The important thing is either to act or to be perfectly clear in the mind that not acting is the best course and then to live with it. No point eating gruel, moping about and being disagreeable at a dinner.
For almost 200 years the people of St. Louis and Memphis have known of the great New Madrid earthquake in which the Mississippi flowed toward Chicago instead of New Orleans, and picked up her bed and moved miles to the west. They have known earthquakes are likely in the future, as there have been many tremors in this century sufficient to be felt.
What happens when there is no earthquake Monday? Well, there will probably be one someday. There was a famous preacher down there whose sermon, "Payday Someday," was such a success that he repeated it from time to time. I went to hear it once.
Anybody who has ever dealt with humans must know we are the certainty-seeking animal, and as there is no certainty in life it makes us anxious. That is why we have tax deadlines. You pay on April 15. Otherwise, people will fidget all year long that sooner or later the government is expecting a handout. It is far better for the details of the handout to be proclaimed in advance and a date set for handing it over.
The same is true of planting tulip bulbs. They should go in the ground once the earth is cool and somewhat less dry than in summer, but before the earth freezes hard.

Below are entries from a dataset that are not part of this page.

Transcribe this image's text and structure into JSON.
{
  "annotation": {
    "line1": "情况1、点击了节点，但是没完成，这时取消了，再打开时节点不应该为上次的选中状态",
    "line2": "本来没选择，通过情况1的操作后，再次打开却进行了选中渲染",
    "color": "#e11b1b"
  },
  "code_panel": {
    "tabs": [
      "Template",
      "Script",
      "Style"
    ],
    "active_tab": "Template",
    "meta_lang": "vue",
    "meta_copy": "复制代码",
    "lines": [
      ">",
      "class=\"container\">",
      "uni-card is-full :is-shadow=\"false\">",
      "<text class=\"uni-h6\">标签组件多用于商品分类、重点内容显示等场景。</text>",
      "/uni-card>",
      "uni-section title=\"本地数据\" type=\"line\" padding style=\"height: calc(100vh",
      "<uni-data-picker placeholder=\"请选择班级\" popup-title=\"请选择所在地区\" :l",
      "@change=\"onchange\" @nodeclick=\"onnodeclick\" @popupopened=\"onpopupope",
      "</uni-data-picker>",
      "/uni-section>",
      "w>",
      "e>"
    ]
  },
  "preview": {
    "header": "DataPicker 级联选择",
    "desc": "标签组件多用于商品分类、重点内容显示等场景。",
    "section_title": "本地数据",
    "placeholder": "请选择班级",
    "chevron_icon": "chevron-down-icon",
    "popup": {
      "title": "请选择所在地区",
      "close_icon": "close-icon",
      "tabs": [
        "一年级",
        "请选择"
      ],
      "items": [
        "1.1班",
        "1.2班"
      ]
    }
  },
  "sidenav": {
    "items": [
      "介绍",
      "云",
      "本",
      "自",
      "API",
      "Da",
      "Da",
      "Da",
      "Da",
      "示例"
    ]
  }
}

There are three good months for this operation, but it makes people nervous to think of that. The popular teacher in these matters will say, therefore, that tulips are planted on Nov. 11. Period.
That may make some people nervous if they plant them Nov. 14 or Dec. 4. But without an authoritative pronouncement many people will race about like mice in a newly baffled maze and never plant them at all.

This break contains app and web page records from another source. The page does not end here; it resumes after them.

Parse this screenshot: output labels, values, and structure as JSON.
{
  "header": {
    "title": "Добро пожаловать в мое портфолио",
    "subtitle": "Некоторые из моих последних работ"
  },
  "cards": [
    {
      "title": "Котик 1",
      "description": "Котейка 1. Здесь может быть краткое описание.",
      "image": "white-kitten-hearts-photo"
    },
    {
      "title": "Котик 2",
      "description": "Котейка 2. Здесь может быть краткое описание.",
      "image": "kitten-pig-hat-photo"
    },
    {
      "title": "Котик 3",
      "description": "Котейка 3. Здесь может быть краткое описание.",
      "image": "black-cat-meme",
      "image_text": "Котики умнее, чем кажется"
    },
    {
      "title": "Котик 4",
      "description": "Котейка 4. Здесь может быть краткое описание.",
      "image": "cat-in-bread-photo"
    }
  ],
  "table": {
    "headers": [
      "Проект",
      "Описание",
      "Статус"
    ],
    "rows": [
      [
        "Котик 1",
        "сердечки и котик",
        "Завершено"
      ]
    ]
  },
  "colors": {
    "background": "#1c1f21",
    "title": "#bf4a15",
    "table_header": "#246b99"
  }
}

Same with schools. It is important for kids to learn trigonometry, though the point escapes me for the moment, and certainly history and language. They need to be exposed to roaring arguments about which history and which kind of language, so they can go off half-cocked while young, in time to recover. They need to become socialized more or less, and school is our way of accomplishing such important aims.
But of course some of the best-socialized and most learned people never went to school as we have done (Shakespeare and Milton for starters) but experience shows the best results in education generally come from appointing specific times and places for learning. People like it and perhaps require it, just as they require specific times for taxes and tulips.
It would be cruel to mock the anxiety of those in earthquake country and I do not. At the same time, people really do have some responsibility for dealing with their fears without causing traffic jams or frightening the horses.